Heinz Kerry, 74, was flown to Massachusetts General Hospital after becoming ill Sunday on the Massachusetts island of Nantucket, where the couple owns a home.
Her condition continues to improve and she remained in fair condition at the hospital, State Department spokesman Glen Johnson said in a statement. While evaluations continued to determine what caused the seizure-like symptoms, Johnson said she, her husband and other family members were “deeply grateful” to learn that doctors had eliminated a brain tumor, stroke or heart attack as possible triggers.
The positive developments would also enable Kerry to temporarily resume his official schedule. Kerry will “briefly travel” to Washington on Tuesday to open scheduled meetings between the U.S. and China on strategic and economic issues.
“Members of the family will remain at the hospital before the Secretary’s return to Boston,” Johnson said.
The family did not plan to release any further information about Heinz Kerry’s condition until she was discharged from the hospital, he added.
Heinz Kerry, an heir to the Heinz ketchup fortune, is the widow of former U.S. Sen. John Heinz, who was killed along with six others in 1991 when a helicopter collided with a plane over a schoolyard in Merion, Pa. She married Kerry, a longtime senator from Massachusetts, in 1995.
In 2009, Heinz Kerry was diagnosed with breast cancer and underwent lumpectomies on both breasts.
Kerry, the 2004 Democratic presidential nominee, resigned from the U.S. Senate on Feb. 1 after being confirmed to succeed Hillary Rodham Clinton as Secretary of State.

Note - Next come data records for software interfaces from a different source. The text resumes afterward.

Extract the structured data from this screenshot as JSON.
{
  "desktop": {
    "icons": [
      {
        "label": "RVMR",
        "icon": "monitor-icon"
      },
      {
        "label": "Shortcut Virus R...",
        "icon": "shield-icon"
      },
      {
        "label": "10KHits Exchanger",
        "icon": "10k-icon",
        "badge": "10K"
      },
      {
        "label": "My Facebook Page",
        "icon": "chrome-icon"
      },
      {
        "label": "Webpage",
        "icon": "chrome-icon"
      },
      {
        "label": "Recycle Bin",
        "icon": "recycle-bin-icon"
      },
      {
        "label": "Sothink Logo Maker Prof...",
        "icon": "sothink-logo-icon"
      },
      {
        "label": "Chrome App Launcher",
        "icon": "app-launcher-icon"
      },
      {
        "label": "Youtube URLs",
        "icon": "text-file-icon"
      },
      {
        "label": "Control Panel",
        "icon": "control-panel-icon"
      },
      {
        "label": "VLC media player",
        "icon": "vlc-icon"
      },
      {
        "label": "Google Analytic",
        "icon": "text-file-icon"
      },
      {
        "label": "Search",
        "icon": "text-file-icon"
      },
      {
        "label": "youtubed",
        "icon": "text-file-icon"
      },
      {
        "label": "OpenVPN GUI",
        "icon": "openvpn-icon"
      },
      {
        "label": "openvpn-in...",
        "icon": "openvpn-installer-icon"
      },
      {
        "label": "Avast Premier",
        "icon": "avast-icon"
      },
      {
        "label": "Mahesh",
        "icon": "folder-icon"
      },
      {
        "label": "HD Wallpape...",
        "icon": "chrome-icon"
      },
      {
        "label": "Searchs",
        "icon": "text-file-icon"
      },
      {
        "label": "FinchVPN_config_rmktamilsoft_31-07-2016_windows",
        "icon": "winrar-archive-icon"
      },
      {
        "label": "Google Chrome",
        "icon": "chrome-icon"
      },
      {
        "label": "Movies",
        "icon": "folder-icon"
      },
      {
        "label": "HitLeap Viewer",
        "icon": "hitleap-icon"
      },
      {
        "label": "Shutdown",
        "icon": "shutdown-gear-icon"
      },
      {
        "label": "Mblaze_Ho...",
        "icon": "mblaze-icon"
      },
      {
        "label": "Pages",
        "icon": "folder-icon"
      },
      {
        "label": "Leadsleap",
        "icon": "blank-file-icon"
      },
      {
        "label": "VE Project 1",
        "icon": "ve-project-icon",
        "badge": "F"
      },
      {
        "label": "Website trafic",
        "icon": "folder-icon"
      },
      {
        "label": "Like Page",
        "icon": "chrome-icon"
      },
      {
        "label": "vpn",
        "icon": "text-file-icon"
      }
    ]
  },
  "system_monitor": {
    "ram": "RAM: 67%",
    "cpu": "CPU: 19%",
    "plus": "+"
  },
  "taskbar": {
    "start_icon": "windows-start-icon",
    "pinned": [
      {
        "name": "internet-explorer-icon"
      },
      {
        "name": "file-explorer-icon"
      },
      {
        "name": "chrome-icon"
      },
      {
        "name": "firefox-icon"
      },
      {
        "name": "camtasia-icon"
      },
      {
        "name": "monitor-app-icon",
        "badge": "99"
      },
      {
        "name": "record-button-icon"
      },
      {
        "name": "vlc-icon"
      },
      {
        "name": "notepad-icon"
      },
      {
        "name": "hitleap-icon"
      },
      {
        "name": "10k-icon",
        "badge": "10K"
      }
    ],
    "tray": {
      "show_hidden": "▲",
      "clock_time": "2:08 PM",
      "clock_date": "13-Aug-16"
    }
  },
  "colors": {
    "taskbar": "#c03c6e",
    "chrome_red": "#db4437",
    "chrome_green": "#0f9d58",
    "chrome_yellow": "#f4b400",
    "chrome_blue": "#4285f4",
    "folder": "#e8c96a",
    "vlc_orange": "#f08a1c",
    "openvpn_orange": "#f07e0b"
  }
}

Johnson said the family was humbled and overwhelmed by the outpouring of support for Heinz Kerry and well wishes that had poured in over the past several days, including those from former congressional colleagues and staff. The family was also touched by several messages and phone calls received from foreign leaders, he said.